── Given data

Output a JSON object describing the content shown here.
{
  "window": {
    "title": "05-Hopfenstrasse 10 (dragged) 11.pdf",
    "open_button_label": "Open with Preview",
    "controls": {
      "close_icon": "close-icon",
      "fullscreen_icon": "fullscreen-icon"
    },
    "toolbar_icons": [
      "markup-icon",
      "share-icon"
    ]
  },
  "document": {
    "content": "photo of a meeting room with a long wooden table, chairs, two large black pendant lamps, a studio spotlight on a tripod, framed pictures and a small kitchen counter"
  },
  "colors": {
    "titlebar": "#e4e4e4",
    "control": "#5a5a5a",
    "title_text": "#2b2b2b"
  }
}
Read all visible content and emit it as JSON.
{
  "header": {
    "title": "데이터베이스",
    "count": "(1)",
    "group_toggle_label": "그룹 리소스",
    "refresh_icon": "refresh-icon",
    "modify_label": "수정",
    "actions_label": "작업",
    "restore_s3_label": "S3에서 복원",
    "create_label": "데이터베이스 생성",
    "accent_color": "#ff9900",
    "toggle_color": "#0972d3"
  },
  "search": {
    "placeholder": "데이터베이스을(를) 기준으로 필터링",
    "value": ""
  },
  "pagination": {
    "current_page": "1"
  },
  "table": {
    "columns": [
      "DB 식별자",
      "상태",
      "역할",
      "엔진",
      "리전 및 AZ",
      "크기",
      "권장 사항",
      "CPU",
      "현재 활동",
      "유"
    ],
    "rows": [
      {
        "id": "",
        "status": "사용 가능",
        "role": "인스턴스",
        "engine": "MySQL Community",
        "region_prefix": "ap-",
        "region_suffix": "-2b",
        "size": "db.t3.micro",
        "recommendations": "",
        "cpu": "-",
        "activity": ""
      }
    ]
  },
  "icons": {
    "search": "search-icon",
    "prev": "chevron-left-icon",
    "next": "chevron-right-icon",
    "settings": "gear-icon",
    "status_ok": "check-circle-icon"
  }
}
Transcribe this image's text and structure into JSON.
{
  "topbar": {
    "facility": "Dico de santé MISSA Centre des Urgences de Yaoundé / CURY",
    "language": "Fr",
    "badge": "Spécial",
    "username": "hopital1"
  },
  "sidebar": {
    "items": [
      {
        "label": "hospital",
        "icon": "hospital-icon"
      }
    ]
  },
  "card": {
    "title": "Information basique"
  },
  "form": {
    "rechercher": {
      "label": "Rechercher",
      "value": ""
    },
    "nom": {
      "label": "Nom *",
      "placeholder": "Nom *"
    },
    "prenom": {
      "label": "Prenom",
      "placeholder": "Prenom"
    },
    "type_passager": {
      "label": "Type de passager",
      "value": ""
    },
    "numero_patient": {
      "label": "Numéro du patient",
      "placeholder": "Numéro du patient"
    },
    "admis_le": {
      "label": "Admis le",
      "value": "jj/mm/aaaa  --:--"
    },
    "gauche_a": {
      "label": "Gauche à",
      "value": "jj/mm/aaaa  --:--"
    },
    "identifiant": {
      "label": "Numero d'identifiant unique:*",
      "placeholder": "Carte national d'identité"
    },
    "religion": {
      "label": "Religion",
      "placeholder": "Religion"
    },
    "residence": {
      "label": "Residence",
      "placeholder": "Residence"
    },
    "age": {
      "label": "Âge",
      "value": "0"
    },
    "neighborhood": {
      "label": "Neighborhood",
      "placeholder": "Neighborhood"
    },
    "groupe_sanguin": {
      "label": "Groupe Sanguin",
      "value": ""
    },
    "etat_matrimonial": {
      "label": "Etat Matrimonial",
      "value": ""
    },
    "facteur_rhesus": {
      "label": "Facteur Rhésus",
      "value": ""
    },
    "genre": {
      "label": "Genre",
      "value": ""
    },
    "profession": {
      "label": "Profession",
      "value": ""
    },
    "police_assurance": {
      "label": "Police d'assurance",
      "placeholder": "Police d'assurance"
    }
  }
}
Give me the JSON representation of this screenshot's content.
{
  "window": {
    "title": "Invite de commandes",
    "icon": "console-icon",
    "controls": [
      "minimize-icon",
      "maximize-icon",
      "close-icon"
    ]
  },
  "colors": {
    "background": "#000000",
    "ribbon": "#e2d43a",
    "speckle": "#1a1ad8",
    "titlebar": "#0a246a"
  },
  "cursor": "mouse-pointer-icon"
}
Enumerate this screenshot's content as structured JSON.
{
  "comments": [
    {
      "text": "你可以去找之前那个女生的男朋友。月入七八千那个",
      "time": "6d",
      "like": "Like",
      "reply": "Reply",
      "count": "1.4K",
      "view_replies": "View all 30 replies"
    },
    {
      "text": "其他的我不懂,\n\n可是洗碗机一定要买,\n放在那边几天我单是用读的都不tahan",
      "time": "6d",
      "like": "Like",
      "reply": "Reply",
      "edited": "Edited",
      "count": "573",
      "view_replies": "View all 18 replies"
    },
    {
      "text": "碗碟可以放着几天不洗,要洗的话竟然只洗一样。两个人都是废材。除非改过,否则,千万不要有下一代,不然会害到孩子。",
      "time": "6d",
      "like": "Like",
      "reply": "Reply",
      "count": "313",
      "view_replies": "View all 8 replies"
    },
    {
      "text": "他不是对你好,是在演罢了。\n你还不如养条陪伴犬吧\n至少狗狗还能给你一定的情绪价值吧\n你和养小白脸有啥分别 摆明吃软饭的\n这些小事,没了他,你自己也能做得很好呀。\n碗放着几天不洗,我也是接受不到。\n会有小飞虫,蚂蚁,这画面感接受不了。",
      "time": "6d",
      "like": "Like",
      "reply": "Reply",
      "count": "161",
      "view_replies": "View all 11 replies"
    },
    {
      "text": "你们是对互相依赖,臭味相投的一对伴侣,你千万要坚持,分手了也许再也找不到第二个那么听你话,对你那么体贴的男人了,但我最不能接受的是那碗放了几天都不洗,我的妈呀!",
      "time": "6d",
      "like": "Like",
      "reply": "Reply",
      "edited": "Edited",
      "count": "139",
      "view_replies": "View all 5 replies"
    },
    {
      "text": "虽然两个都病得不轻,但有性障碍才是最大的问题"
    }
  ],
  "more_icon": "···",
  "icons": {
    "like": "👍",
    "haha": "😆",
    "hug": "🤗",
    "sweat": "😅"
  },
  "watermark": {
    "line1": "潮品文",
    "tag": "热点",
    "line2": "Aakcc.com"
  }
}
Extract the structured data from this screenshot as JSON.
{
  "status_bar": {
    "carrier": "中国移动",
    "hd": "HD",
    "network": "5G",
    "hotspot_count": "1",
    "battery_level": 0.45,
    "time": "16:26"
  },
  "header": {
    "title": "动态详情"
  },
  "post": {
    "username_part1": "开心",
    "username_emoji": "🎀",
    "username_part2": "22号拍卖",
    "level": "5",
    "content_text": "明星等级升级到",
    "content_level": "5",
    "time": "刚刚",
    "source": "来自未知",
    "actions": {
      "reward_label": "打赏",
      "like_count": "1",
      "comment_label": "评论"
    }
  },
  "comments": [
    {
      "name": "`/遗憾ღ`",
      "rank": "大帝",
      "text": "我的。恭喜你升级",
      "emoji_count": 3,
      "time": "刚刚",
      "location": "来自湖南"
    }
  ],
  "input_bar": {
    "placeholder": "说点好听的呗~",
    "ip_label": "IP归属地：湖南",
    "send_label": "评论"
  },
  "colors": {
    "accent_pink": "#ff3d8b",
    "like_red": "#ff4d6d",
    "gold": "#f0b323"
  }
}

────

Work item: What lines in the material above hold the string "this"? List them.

Reply to the exercise:
Transcribe this image's text and structure into JSON.
Give me the JSON representation of this screenshot's content.
Enumerate this screenshot's content as structured JSON.
Extract the structured data from this screenshot as JSON.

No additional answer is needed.